Accountability systems

Due to the strong control the state has exerted on the media for decades, even once the media market was opened to private investors in 2001, media accountability institutions like press councils were simply not necessary and therefore do not exist in Syria. The only professional organisation, the Union of Journalists (see above), does not protect its affiliates but operates as a body of the government. Also, since all news outlets have to provide more or less the same version of the facts, ethical norms or a code to regulate individual or organisation decisions are superfluous. Although these same conditions still persist in the traditional media, new media outlets, emerging even before the beginning of the unrest, have contributed to raise awareness on media accountability practices. In fact, as Pies and Madanat have highlighted in their 2011 report, by giving the readers the possibility to comment online, news websites have introduced an “audience-oriented journalism approach” which takes the audience into account.
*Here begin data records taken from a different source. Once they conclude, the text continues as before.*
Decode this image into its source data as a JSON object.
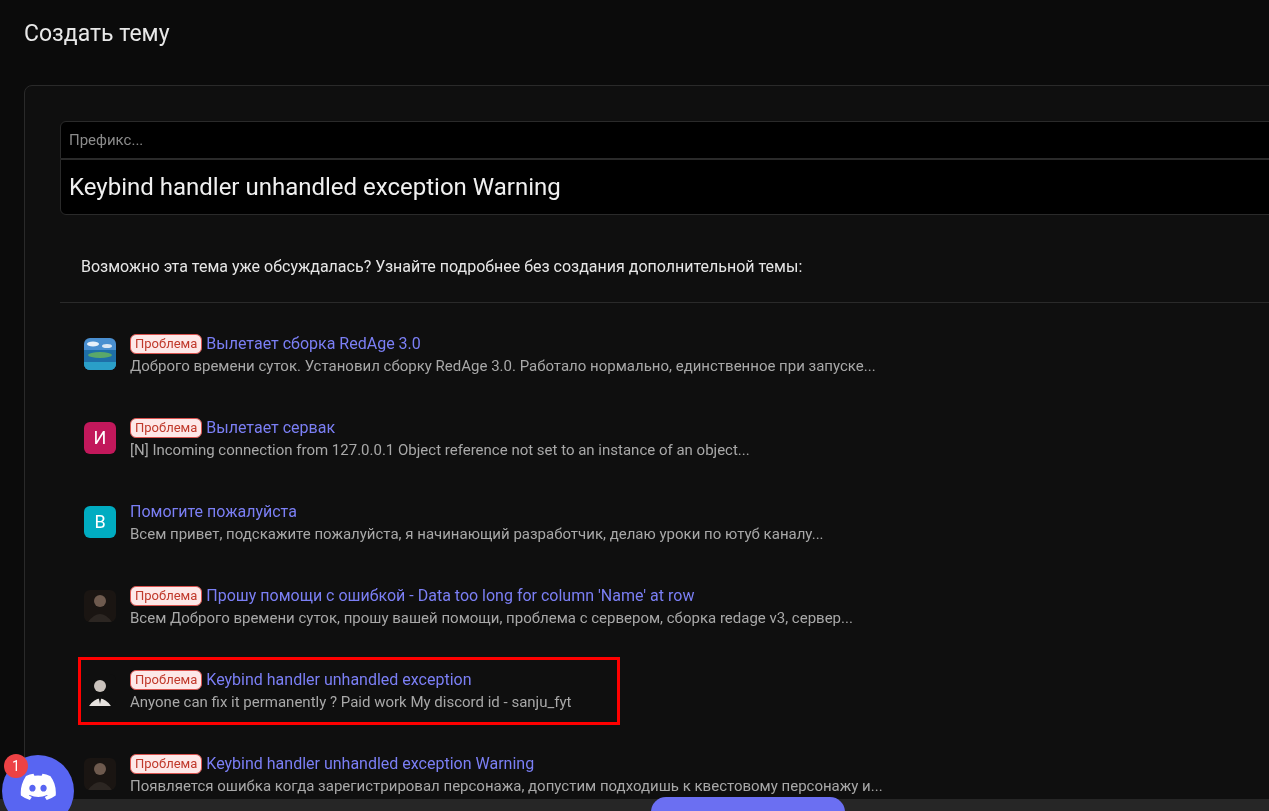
{
  "page_title": "Создать тему",
  "prefix_field": {
    "placeholder": "Префикс..."
  },
  "title_field": {
    "value": "Keybind handler unhandled exception Warning"
  },
  "suggestions_heading": "Возможно эта тема уже обсуждалась? Узнайте подробнее без создания дополнительной темы:",
  "threads": [
    {
      "prefix": "Проблема",
      "title": "Вылетает сборка RedAge 3.0",
      "snippet": "Доброго времени суток. Установил сборку RedAge 3.0. Работало нормально, единственное при запуске...",
      "highlighted": false
    },
    {
      "avatar": {
        "kind": "letter",
        "letter": "И",
        "color": "#c2185b"
      },
      "prefix": "Проблема",
      "title": "Вылетает сервак",
      "snippet": "[N] Incoming connection from 127.0.0.1 Object reference not set to an instance of an object...",
      "highlighted": false
    },
    {
      "avatar": {
        "kind": "letter",
        "letter": "В",
        "color": "#00acc1"
      },
      "title": "Помогите пожалуйста",
      "snippet": "Всем привет, подскажите пожалуйста, я начинающий разработчик, делаю уроки по ютуб каналу...",
      "highlighted": false
    },
    {
      "prefix": "Проблема",
      "title": "Прошу помощи с ошибкой - Data too long for column 'Name' at row",
      "snippet": "Всем Доброго времени суток, прошу вашей помощи, проблема с сервером, сборка redage v3, сервер...",
      "highlighted": false
    },
    {
      "prefix": "Проблема",
      "title": "Keybind handler unhandled exception",
      "snippet": "Anyone can fix it permanently ? Paid work My discord id - sanju_fyt",
      "highlighted": true
    },
    {
      "prefix": "Проблема",
      "title": "Keybind handler unhandled exception Warning",
      "snippet": "Появляется ошибка когда зарегистрировал персонажа, допустим подходишь к квестовому персонажу и...",
      "highlighted": false
    }
  ],
  "chat_button": {
    "badge": "1"
  }
}
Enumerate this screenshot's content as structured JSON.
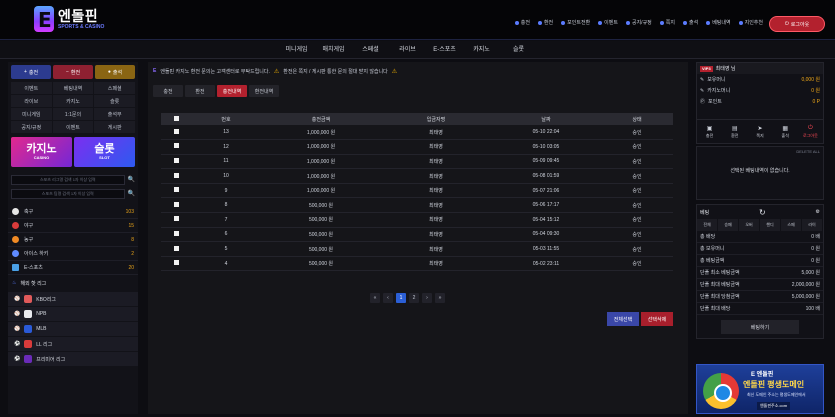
{
  "header": {
    "logo_title": "엔돌핀",
    "logo_sub": "SPORTS & CASINO",
    "links": [
      "충전",
      "환전",
      "포인트전환",
      "이벤트",
      "공지/규정",
      "쪽지",
      "출석",
      "베팅내역",
      "지인추천"
    ],
    "logout": "로그아웃"
  },
  "mainnav": [
    "미니게임",
    "매치게임",
    "스페셜",
    "라이브",
    "E-스포츠",
    "카지노",
    "슬롯"
  ],
  "left": {
    "buttons": [
      "충전",
      "환전",
      "출석"
    ],
    "grid": [
      "이벤트",
      "베팅내역",
      "스페셜",
      "라이브",
      "카지노",
      "슬롯",
      "미니게임",
      "1:1문의",
      "출석부",
      "공지/규정",
      "이벤트",
      "게시판"
    ],
    "banner_casino": {
      "big": "카지노",
      "small": "CASINO"
    },
    "banner_slot": {
      "big": "슬롯",
      "small": "SLOT"
    },
    "search1_placeholder": "스포츠 리그명 검색 1자 이상 입력",
    "search2_placeholder": "스포츠 팀명 검색 1자 이상 입력",
    "sports": [
      {
        "label": "축구",
        "count": "103",
        "color": "#e6e6e6"
      },
      {
        "label": "야구",
        "count": "15",
        "color": "#d93b3b"
      },
      {
        "label": "농구",
        "count": "8",
        "color": "#f08a24"
      },
      {
        "label": "아이스 하키",
        "count": "2",
        "color": "#5f8bff"
      },
      {
        "label": "E-스포츠",
        "count": "20",
        "color": "#4aa0e6"
      }
    ],
    "hot_league_title": "해외 핫 리그",
    "leagues": [
      {
        "label": "KBO리그",
        "color": "#e05a5a"
      },
      {
        "label": "NPB",
        "color": "#e9eaee"
      },
      {
        "label": "MLB",
        "color": "#2a5ad8"
      },
      {
        "label": "LL 리그",
        "color": "#d93b3b"
      },
      {
        "label": "프리미어 리그",
        "color": "#6a2bb8"
      }
    ]
  },
  "center": {
    "notice": "엔돌핀 카지노 환전 문의는 고객센터로 부탁드립니다.",
    "notice_warn": "환전은 쪽지 / 게시판 통한 문의 절대 받지 않습니다",
    "tabs": [
      "충전",
      "환전",
      "충전내역",
      "환전내역"
    ],
    "active_tab": "충전내역",
    "columns": [
      "",
      "번호",
      "충전금액",
      "입금자명",
      "날짜",
      "상태"
    ],
    "rows": [
      {
        "no": "13",
        "amount": "1,000,000 원",
        "name": "최태영",
        "date": "05-10 22:04",
        "status": "승인"
      },
      {
        "no": "12",
        "amount": "1,000,000 원",
        "name": "최태영",
        "date": "05-10 03:05",
        "status": "승인"
      },
      {
        "no": "11",
        "amount": "1,000,000 원",
        "name": "최태영",
        "date": "05-09 09:45",
        "status": "승인"
      },
      {
        "no": "10",
        "amount": "1,000,000 원",
        "name": "최태영",
        "date": "05-08 01:59",
        "status": "승인"
      },
      {
        "no": "9",
        "amount": "1,000,000 원",
        "name": "최태영",
        "date": "05-07 21:06",
        "status": "승인"
      },
      {
        "no": "8",
        "amount": "500,000 원",
        "name": "최태영",
        "date": "05-06 17:17",
        "status": "승인"
      },
      {
        "no": "7",
        "amount": "500,000 원",
        "name": "최태영",
        "date": "05-04 15:12",
        "status": "승인"
      },
      {
        "no": "6",
        "amount": "500,000 원",
        "name": "최태영",
        "date": "05-04 09:30",
        "status": "승인"
      },
      {
        "no": "5",
        "amount": "500,000 원",
        "name": "최태영",
        "date": "05-03 11:55",
        "status": "승인"
      },
      {
        "no": "4",
        "amount": "500,000 원",
        "name": "최태영",
        "date": "05-02 23:11",
        "status": "승인"
      }
    ],
    "pager": [
      "«",
      "‹",
      "1",
      "2",
      "›",
      "»"
    ],
    "active_page": "1",
    "select_all": "전체선택",
    "delete_selected": "선택삭제"
  },
  "right": {
    "vip": "VIP3",
    "username": "최태영 님",
    "rows": [
      {
        "k": "보유머니",
        "v": "0,000 원"
      },
      {
        "k": "카지노머니",
        "v": "0 원"
      },
      {
        "k": "포인트",
        "v": "0 P"
      }
    ],
    "icons": [
      "충전",
      "환전",
      "쪽지",
      "출석",
      "로그아웃"
    ],
    "msg_hint": "DELETE ALL",
    "msg": "선택된 베팅내역이 없습니다.",
    "cart_title": "베팅",
    "cart_tabs": [
      "전체",
      "승패",
      "오버",
      "핸디",
      "스페",
      "라이"
    ],
    "cart_rows": [
      {
        "k": "총 배당",
        "v": "0 배"
      },
      {
        "k": "총 보유머니",
        "v": "0 원"
      },
      {
        "k": "총 베팅금액",
        "v": "0 원"
      },
      {
        "k": "단폴 최소 베팅금액",
        "v": "5,000 원"
      },
      {
        "k": "단폴 최대 베팅금액",
        "v": "2,000,000 원"
      },
      {
        "k": "단폴 최대 당첨금액",
        "v": "5,000,000 원"
      },
      {
        "k": "단폴 최대 배당",
        "v": "100 배"
      }
    ],
    "bet_button": "베팅하기",
    "ad": {
      "t1": "E 엔돌핀",
      "t2": "엔돌핀 평생도메인",
      "t3": "최신 도메인 주소는 평생도메인에서",
      "t4": "엔돌핀주소.com"
    }
  }
}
Thus they have contributed to holding the media accountable for aspects the old media does not cover and the audience seems to have entered the field. This is even truer after the proliferation of new media outlets with the 2011 unrest and the evolution and the constant changes that have since affected the sector. In September 2015, over twenty independent Syrian media outlets agreed on ethical guidelines for their work and developed the Charter of Honour, an ethical charter for Syrian media to which the signatories chose to adhere. The charter includes not only print media but also online news outlets and radio stations and aims to guarantee “freedom of expression through professional and ethical journalism,” There are still some elements of disagreement, most importantly the complaints and enforcement mechanisms. The charter is open for any organisation to join and aims to become a recognised sign of quality/professionalism for the member organisations.